Waddaya mean you don't see no connection?
You're right. They don't have anything to do with each other.
I usually don't read obits, but this one intrigued me:
The last New York City mechanical parking meter - an emblem of street life since 1951 was withdrawn from service recently.
Before you rejoice and decide to move back to the City from Boca or wherever it's always beautiful weather, read on. The meters have slowly been replaced by more than 62,000 battery-powered digital meters that the City finds more accurate and vandal-resistant.
In a somber but unpretentious ceremony somewhere in Coney Island, the last mechanical meter was replaced by a digital version ready to take quarters.
Quarters? What happened to dimes?
I remember dime meters on Flatbush Avenue and then along Church and Utica Avenues. And not the type that required the driver to twist a handle after inserting the coin. Just put the coin in the slot, listen for the gears winding or more likely inserting the coin and waiting for nothing to happen before pounding it on its side to jiggle the coin enough to engage the gears. The latter took some finesse.
Parking meters came to New York somewhat late in the dance. They were first introduced in Oklahoma City in 1935. How's that for embarrassment? Scooped by Oklahoma City! I'm sure that really alleviated the parking crisis in downtown OC.
Anyway, it took sixteen years before New York realized that it was letting a lot of dimes - and quarters - to say nothing of slugs and foreign coins, to slip through their fingers. The meters were first installed on West 125 St, and it sure didn't take long for the fungus to spread to the 'outer boroughs.'
Those original meters required weekly winding by some guy walking along the curb with a crank, winding each meter. (Another occupation replaced by modern science and after all that special training you went through to get that job! ) But, the job that really impressed me was the guy who emptied the coins from the meter into a 2-wheeled canister with a long vacuum-cleaner type hose.
Now, that was a job! Just think of the possibilities. Think of all the promotional opportunities that must have been turned down once you got that job. "No, sir. Thanks for the offer, but I really don't want to be borough president. I think I'll just stay down here in the Department of Traffic doing the same boring job out there on the streets I've been doing for 23 years, collecting all those dirty coins for the City I love and making sure they all get into this canister I drag around every day."
A side note for all you ex-pats out there.

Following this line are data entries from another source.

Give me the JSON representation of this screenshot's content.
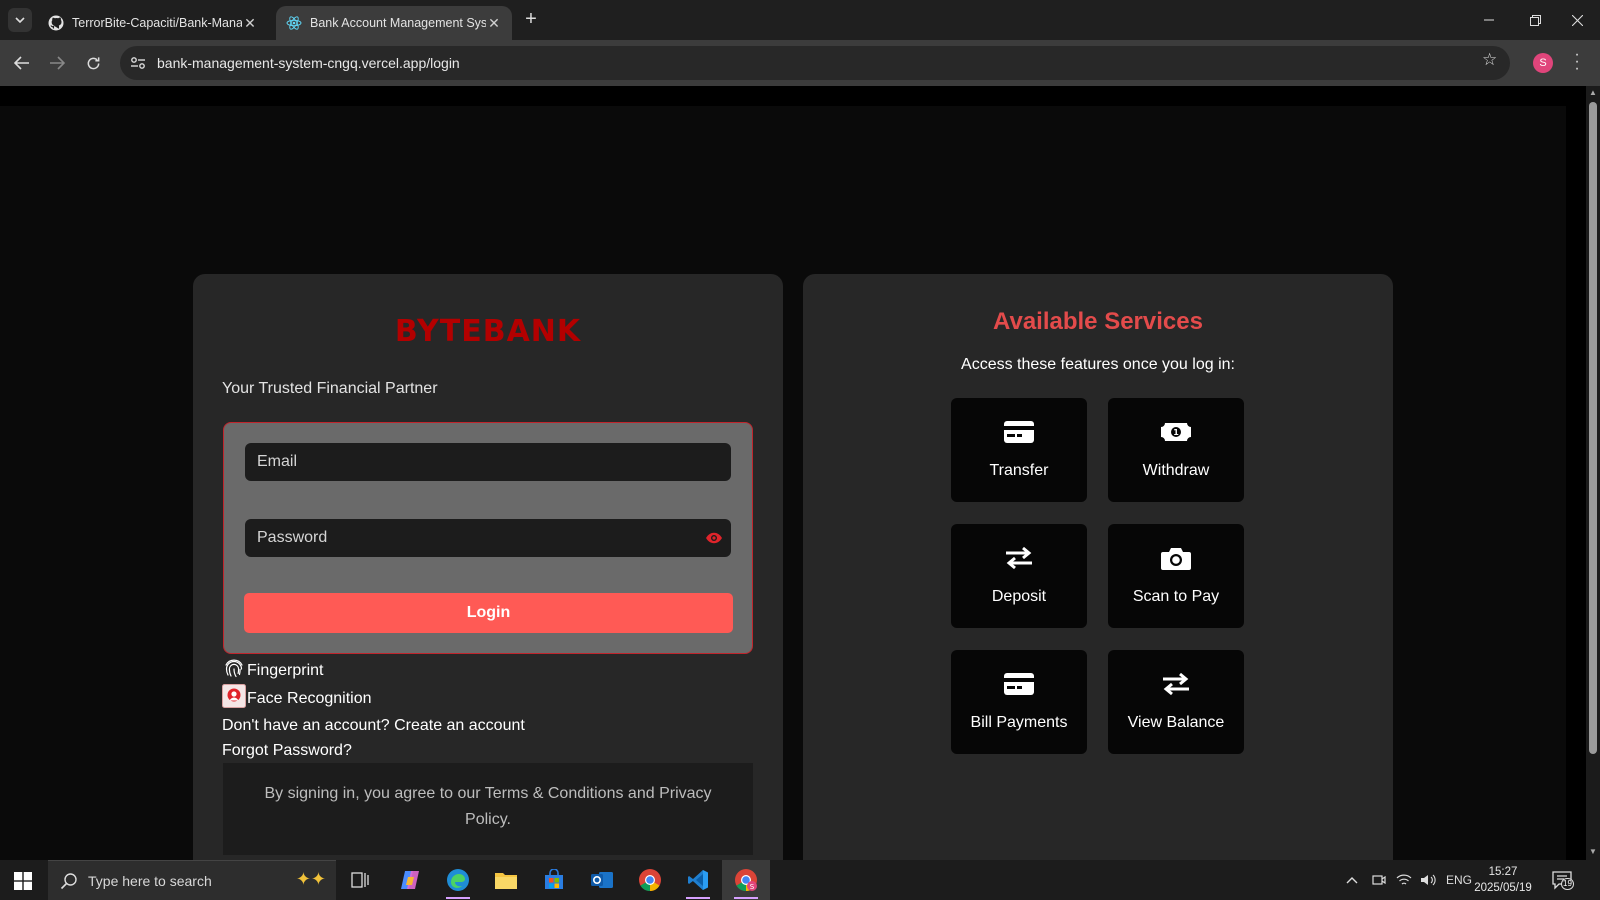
{
  "browser": {
    "tabs": [
      {
        "title": "TerrorBite-Capaciti/Bank-Mana",
        "icon": "github-icon",
        "active": false
      },
      {
        "title": "Bank Account Management Sys",
        "icon": "react-icon",
        "active": true
      }
    ],
    "address": "bank-management-system-cngq.vercel.app/login",
    "profile_initial": "S",
    "new_tab_symbol": "+"
  },
  "login": {
    "brand": "BYTEBANK",
    "tagline": "Your Trusted Financial Partner",
    "email_placeholder": "Email",
    "email_value": "",
    "password_placeholder": "Password",
    "password_value": "",
    "login_button": "Login",
    "fingerprint_label": "Fingerprint",
    "face_label": "Face Recognition",
    "signup_prompt": "Don't have an account? Create an account",
    "forgot_password": "Forgot Password?",
    "terms": "By signing in, you agree to our Terms & Conditions and Privacy Policy."
  },
  "services": {
    "title": "Available Services",
    "subtitle": "Access these features once you log in:",
    "items": [
      {
        "label": "Transfer",
        "icon": "credit-card-icon"
      },
      {
        "label": "Withdraw",
        "icon": "money-bill-icon"
      },
      {
        "label": "Deposit",
        "icon": "exchange-arrows-icon"
      },
      {
        "label": "Scan to Pay",
        "icon": "camera-icon"
      },
      {
        "label": "Bill Payments",
        "icon": "credit-card-icon"
      },
      {
        "label": "View Balance",
        "icon": "exchange-arrows-icon"
      }
    ]
  },
  "taskbar": {
    "search_placeholder": "Type here to search",
    "time": "15:27",
    "date": "2025/05/19",
    "language": "ENG",
    "notification_count": "19"
  },
  "colors": {
    "brand": "#b30000",
    "accent": "#ff5a55",
    "services_title": "#e34b4b",
    "card_bg": "#272727"
  }
}
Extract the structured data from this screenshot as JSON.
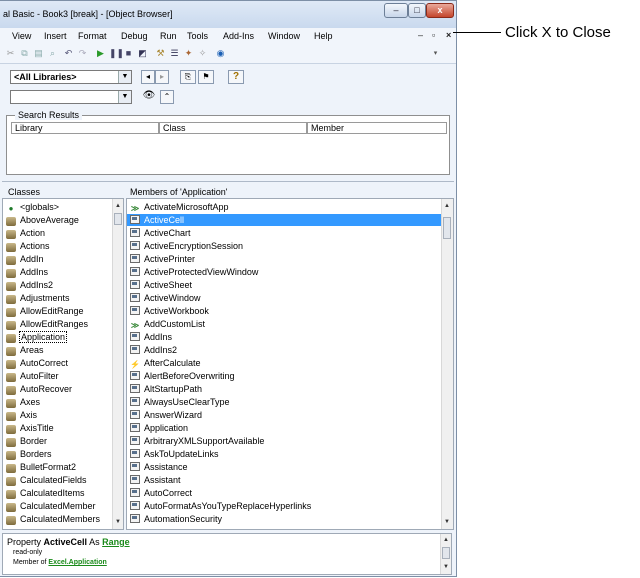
{
  "window": {
    "title": "al Basic - Book3 [break] - [Object Browser]",
    "controls": {
      "minimize": "–",
      "maximize": "□",
      "close": "x"
    }
  },
  "menubar": {
    "items": [
      "View",
      "Insert",
      "Format",
      "Debug",
      "Run",
      "Tools",
      "Add-Ins",
      "Window",
      "Help"
    ],
    "mdi_controls": {
      "minimize": "–",
      "restore": "ꟷ",
      "close": "×"
    }
  },
  "browser": {
    "library_combo": "<All Libraries>",
    "search_combo": "",
    "help_button": "?"
  },
  "search_results": {
    "label": "Search Results",
    "columns": [
      "Library",
      "Class",
      "Member"
    ]
  },
  "classes": {
    "header": "Classes",
    "items": [
      {
        "label": "<globals>",
        "icon": "globals-icon"
      },
      {
        "label": "AboveAverage",
        "icon": "class-icon"
      },
      {
        "label": "Action",
        "icon": "class-icon"
      },
      {
        "label": "Actions",
        "icon": "class-icon"
      },
      {
        "label": "AddIn",
        "icon": "class-icon"
      },
      {
        "label": "AddIns",
        "icon": "class-icon"
      },
      {
        "label": "AddIns2",
        "icon": "class-icon"
      },
      {
        "label": "Adjustments",
        "icon": "class-icon"
      },
      {
        "label": "AllowEditRange",
        "icon": "class-icon"
      },
      {
        "label": "AllowEditRanges",
        "icon": "class-icon"
      },
      {
        "label": "Application",
        "icon": "class-icon"
      },
      {
        "label": "Areas",
        "icon": "class-icon"
      },
      {
        "label": "AutoCorrect",
        "icon": "class-icon"
      },
      {
        "label": "AutoFilter",
        "icon": "class-icon"
      },
      {
        "label": "AutoRecover",
        "icon": "class-icon"
      },
      {
        "label": "Axes",
        "icon": "class-icon"
      },
      {
        "label": "Axis",
        "icon": "class-icon"
      },
      {
        "label": "AxisTitle",
        "icon": "class-icon"
      },
      {
        "label": "Border",
        "icon": "class-icon"
      },
      {
        "label": "Borders",
        "icon": "class-icon"
      },
      {
        "label": "BulletFormat2",
        "icon": "class-icon"
      },
      {
        "label": "CalculatedFields",
        "icon": "class-icon"
      },
      {
        "label": "CalculatedItems",
        "icon": "class-icon"
      },
      {
        "label": "CalculatedMember",
        "icon": "class-icon"
      },
      {
        "label": "CalculatedMembers",
        "icon": "class-icon"
      }
    ],
    "focused_index": 10
  },
  "members": {
    "header": "Members of 'Application'",
    "items": [
      {
        "label": "ActivateMicrosoftApp",
        "icon": "method-icon"
      },
      {
        "label": "ActiveCell",
        "icon": "property-icon"
      },
      {
        "label": "ActiveChart",
        "icon": "property-icon"
      },
      {
        "label": "ActiveEncryptionSession",
        "icon": "property-icon"
      },
      {
        "label": "ActivePrinter",
        "icon": "property-icon"
      },
      {
        "label": "ActiveProtectedViewWindow",
        "icon": "property-icon"
      },
      {
        "label": "ActiveSheet",
        "icon": "property-icon"
      },
      {
        "label": "ActiveWindow",
        "icon": "property-icon"
      },
      {
        "label": "ActiveWorkbook",
        "icon": "property-icon"
      },
      {
        "label": "AddCustomList",
        "icon": "method-icon"
      },
      {
        "label": "AddIns",
        "icon": "property-icon"
      },
      {
        "label": "AddIns2",
        "icon": "property-icon"
      },
      {
        "label": "AfterCalculate",
        "icon": "event-icon"
      },
      {
        "label": "AlertBeforeOverwriting",
        "icon": "property-icon"
      },
      {
        "label": "AltStartupPath",
        "icon": "property-icon"
      },
      {
        "label": "AlwaysUseClearType",
        "icon": "property-icon"
      },
      {
        "label": "AnswerWizard",
        "icon": "property-icon"
      },
      {
        "label": "Application",
        "icon": "property-icon"
      },
      {
        "label": "ArbitraryXMLSupportAvailable",
        "icon": "property-icon"
      },
      {
        "label": "AskToUpdateLinks",
        "icon": "property-icon"
      },
      {
        "label": "Assistance",
        "icon": "property-icon"
      },
      {
        "label": "Assistant",
        "icon": "property-icon"
      },
      {
        "label": "AutoCorrect",
        "icon": "property-icon"
      },
      {
        "label": "AutoFormatAsYouTypeReplaceHyperlinks",
        "icon": "property-icon"
      },
      {
        "label": "AutomationSecurity",
        "icon": "property-icon"
      }
    ],
    "selected_index": 1
  },
  "details": {
    "prefix": "Property",
    "member": "ActiveCell",
    "as_word": "As",
    "type_link": "Range",
    "line2": "read-only",
    "line3_prefix": "Member of",
    "line3_link": "Excel.Application"
  },
  "callout": {
    "text": "Click X to Close"
  },
  "colors": {
    "selection": "#3399ff",
    "link": "#1a8a1a",
    "close_button": "#c4452c"
  }
}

It no longer costs a quarter for an hour of parking. For that lone quarter you get 10 to 12 minutes of parking. That could be why the City has installed meters that can accept coins or credit cards and/or parking cards. How thoughtful. There is no longer a need to carry a roll of quarters. There
There must be a lot of folks feeding these machines. In a recent year, the City took in more than $96 million from those meters.
Here's a further update. Those digital meters have been replaced by muni-meters. First the meters were removed, leaving only the hollow poles until the City got around to removing them. I'm sure that the overly honest drivers just dropped quarters down the hollow tubes. At the other end of the moral spectrum are the citizens who just yanked the poles out of the sidewalk and sold them for scrap metal.
In any case, now once you've found a parking spot you then have to locate the nearest muni-meter (There's usually two or three per block conveniently disguised as all the other street stuff you find along a curb.) Determine how much time you need to buy and how you will pay for it (cash or credit). Then run down the block, pay for your parking, run back to the car, put the receipt on your dash - all while looking for the parking enforcement agent.
Figure on about three dollars an hour A lot of years ago I was in some town on Long Island. Pulled up to a meter, put in a penny and got twelve minutes of parking. Since there was already 40 minutes on the meter I felt I had beaten the system. By the way, many of the digital meters have a sensor that puts the timer back to zero when the vehicle leaves the spot. Saves you the time and grief of looking for a spot with time on the meter so you can save a dime. (Don't tell me you didn't do that years ago!)
I'm getting too old to handle all this change.
Well, I was so distraught over another loss from my youth (Ebbets Field, trolley cars, Ebingers, Tilden High School, and now parking meters) that I decided to drown my sorrow, literally, in an egg cream.
Anyway, I could not find a decent egg cream, let alone many who knew what an egg cream is. Anyone out there know where the name came from? Why 'egg'? Check this: a current neighbor who grew up in Bay Ridge seems to remember an egg cream made with CREAM SODA!!! (That's why your mother told you never date anyone from any number street that didn't have 'East' in front of it.)
Decided to see if I could recreate an egg cream on my own.
- Take a tall, chilled, straight-sided 8 oz. glass
- Spoon 1 inch of U-bet chocolate syrup into glass
- Add 1inch whole milk
- Tilt the glass and spray seltzer (from a pressurized cylinder only) off a spoon, to make a big chocolate head
- Stir, drink, enjoy
By-the-way: No more glass jars; only plastic squeeze bottles. For those of you who insist on scooping your syrup out of a hard-side container, Fox's U-bet is available in 55-gallon drums. (No kidding!)